Editor's Note » Dec/Jan 13

Depending on one’s point of view, 2012 provided several positive building blocks from a business standpoint; or one could surmise it as missed opportunities due to the never-ending political bickering emanating from Washington.

On the upside, America has weathered the ongoing economic storm that has enveloped many nations, not the least of whom are in Europe where many remain in a flux over how to move ahead. Germany has led the charge to try to salvage the European Union from a monetary standpoint, all the while making harsh but necessary austerity demands on countries like Greece, dangling on the edge of economic collapse.

With President Barack Obama retaining the White House and his Democrats controlling the Senate, there’s reason to believe we’re in for a four-year extension of the bumpy ride we’ve been through as the Republicans maintain control of the House of Representatives.

Senate Majority leader Harry Reid uttered this statement upon hearing his Democratic Party would maintain the Senate: “Now that the election is over, it’s time to put politics aside and work together to find solutions. The strategy of obstruction, gridlock and delay was soundly rejected by the American people. Now they are looking to us for solutions. Democrats and Republicans must come together, and show that we are up to the challenge. This is no time for excuses. This is no time for putting things off until later. We can achieve big things when we work together.”

“When” being the operative word. Taking it one step further: when – and how often? The U.S. economy simply won’t be able to endure another four years of complete dysfunction coming out of Washington without perilous economic consequences.

It will come down to American businesses and consumers to save the day but they need effective government policy. The good news is that consumers are becoming increasingly confident about the job market. Rising home prices, increased job creation and somewhat lower fuel costs have stimulated consumer confidence to its highest level in nearly five years, which has led to steady consumer spending after somewhat of a summer pullback.
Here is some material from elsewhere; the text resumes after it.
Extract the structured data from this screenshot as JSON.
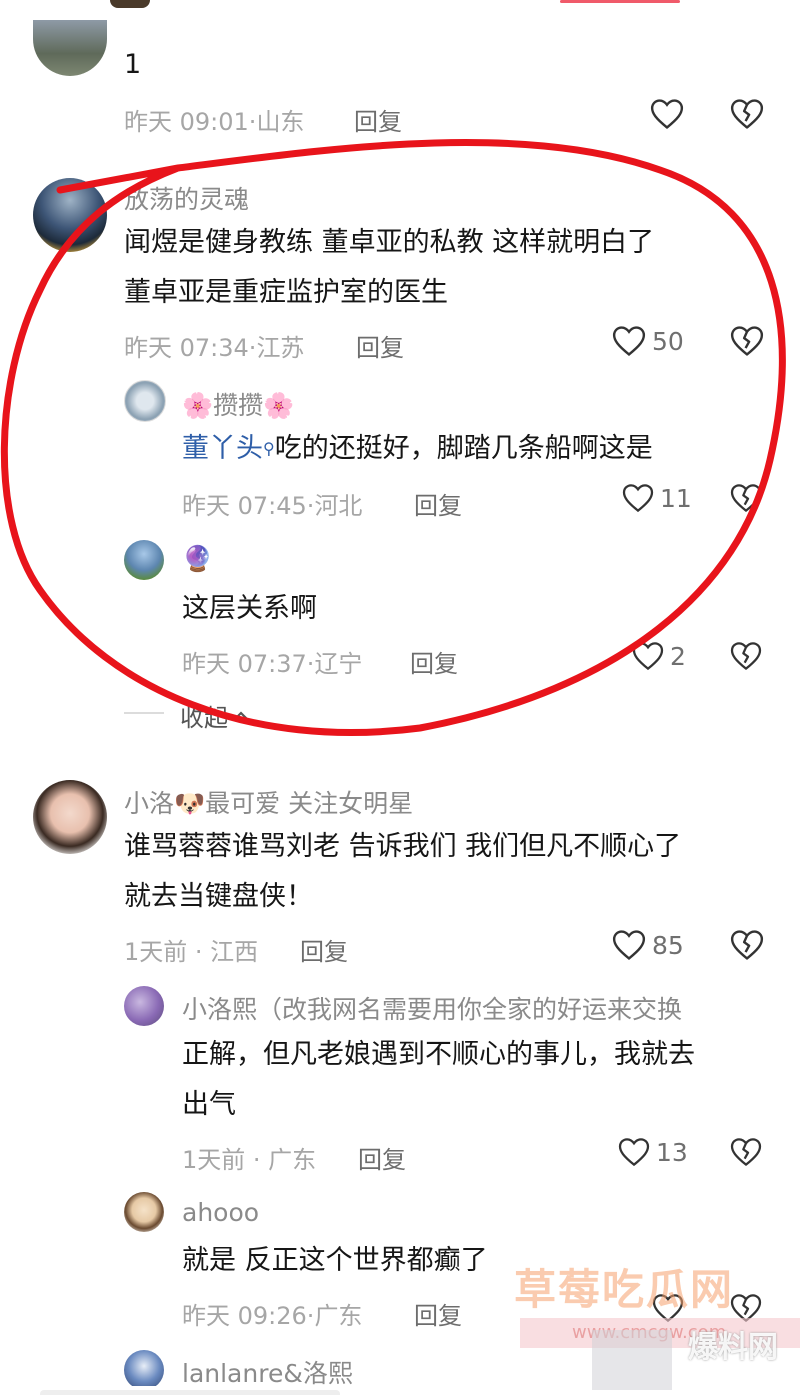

According to recent government statistics, the national economy is improving. Let’s hope stubborn politicians don’t knock genuine progress off course.

Angus Gillespie